### PROBLEM TO WORK ON:
Among the entries below, how many lines contain the string "using"? Only the number is wanted.

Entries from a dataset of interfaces
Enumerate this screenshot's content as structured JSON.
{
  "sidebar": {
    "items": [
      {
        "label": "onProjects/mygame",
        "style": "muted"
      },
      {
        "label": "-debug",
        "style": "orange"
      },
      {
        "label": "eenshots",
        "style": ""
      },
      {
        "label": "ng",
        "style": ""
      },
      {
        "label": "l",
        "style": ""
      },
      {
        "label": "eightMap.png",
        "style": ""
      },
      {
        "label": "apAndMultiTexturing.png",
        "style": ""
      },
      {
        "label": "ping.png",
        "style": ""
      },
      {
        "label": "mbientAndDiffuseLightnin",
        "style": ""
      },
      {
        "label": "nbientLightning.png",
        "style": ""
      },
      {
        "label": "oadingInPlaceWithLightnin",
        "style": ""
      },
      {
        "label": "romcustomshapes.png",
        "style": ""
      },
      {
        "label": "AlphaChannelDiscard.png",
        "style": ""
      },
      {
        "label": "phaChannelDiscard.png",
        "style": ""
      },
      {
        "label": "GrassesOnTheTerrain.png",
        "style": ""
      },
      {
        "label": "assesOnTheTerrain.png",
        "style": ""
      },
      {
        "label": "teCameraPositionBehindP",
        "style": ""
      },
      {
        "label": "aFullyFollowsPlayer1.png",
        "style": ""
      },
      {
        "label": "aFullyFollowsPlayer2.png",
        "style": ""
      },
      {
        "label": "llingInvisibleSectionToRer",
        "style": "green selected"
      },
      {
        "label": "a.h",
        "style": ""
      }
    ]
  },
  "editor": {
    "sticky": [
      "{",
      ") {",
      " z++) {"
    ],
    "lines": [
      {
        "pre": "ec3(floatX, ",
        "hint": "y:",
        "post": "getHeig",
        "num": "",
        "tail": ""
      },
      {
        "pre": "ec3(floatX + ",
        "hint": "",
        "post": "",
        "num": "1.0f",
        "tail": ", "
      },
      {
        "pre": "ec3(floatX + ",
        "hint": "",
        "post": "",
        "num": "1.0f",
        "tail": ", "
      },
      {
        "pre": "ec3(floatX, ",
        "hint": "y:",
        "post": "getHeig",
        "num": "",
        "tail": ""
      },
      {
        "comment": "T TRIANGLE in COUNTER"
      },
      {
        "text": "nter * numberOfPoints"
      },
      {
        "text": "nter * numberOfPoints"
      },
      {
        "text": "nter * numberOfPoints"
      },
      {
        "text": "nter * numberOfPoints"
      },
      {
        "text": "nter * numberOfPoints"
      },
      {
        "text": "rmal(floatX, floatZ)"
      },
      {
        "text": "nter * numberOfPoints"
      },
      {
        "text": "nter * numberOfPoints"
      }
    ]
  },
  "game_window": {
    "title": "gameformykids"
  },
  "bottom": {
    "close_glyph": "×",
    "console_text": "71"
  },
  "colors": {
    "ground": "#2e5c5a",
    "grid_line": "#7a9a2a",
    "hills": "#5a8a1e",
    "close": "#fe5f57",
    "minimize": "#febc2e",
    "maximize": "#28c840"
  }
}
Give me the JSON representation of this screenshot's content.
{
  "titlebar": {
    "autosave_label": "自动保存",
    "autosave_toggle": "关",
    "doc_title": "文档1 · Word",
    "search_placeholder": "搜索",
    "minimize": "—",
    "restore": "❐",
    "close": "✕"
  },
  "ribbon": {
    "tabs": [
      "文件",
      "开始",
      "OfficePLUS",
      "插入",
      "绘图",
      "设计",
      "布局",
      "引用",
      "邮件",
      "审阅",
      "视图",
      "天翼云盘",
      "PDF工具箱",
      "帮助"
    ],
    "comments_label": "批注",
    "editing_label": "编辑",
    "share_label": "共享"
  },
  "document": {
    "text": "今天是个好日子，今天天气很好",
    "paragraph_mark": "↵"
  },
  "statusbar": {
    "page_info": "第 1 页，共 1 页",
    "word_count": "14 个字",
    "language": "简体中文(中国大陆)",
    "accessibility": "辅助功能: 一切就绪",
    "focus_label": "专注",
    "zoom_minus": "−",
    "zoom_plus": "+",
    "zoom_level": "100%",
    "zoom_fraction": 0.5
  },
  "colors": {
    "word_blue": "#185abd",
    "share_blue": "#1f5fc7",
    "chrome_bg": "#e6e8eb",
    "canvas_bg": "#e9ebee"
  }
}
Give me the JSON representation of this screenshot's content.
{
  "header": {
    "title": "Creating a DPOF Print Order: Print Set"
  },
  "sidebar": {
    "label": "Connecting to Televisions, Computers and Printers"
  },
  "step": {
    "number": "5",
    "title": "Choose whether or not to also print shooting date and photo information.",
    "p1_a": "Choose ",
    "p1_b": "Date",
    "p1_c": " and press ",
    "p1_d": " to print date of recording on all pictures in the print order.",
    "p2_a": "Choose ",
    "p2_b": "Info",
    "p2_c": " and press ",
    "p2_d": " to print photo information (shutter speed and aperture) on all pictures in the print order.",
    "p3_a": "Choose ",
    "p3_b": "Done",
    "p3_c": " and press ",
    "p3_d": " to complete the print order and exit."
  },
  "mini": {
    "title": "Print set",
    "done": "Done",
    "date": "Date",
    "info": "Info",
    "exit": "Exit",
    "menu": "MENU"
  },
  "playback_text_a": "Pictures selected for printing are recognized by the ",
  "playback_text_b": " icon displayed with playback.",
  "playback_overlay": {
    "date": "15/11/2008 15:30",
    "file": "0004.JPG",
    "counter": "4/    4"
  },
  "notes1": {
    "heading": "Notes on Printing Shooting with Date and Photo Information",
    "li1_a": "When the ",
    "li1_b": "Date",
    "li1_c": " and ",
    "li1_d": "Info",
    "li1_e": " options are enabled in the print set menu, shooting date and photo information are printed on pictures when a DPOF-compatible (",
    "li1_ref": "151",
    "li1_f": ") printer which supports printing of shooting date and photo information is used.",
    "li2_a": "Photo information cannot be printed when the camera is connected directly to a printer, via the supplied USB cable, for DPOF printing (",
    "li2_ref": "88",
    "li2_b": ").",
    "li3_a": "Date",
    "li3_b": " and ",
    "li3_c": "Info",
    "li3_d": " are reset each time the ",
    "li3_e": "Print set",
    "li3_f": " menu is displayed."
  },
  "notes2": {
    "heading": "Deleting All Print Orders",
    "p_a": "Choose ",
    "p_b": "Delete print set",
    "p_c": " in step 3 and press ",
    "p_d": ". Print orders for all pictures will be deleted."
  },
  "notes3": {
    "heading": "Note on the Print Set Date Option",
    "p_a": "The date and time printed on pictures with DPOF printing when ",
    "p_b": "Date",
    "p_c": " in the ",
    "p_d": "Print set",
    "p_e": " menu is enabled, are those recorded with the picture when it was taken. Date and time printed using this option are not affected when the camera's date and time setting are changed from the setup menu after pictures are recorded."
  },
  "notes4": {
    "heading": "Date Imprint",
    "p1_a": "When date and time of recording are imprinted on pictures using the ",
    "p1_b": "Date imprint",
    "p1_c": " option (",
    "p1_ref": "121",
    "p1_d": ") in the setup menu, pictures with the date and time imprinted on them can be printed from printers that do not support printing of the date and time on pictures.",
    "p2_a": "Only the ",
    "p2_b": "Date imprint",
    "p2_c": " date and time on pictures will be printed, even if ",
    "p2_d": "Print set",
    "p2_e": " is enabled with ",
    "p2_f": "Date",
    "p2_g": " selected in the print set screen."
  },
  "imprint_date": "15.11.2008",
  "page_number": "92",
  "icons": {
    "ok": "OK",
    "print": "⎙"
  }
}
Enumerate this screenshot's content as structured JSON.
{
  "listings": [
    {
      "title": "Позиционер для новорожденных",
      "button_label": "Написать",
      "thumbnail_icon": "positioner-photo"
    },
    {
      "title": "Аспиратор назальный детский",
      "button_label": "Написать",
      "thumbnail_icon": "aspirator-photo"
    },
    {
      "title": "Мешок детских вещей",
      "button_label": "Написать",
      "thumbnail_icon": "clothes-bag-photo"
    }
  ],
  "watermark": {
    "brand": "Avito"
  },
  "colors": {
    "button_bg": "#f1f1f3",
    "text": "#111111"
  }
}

### THE ANSWER:
2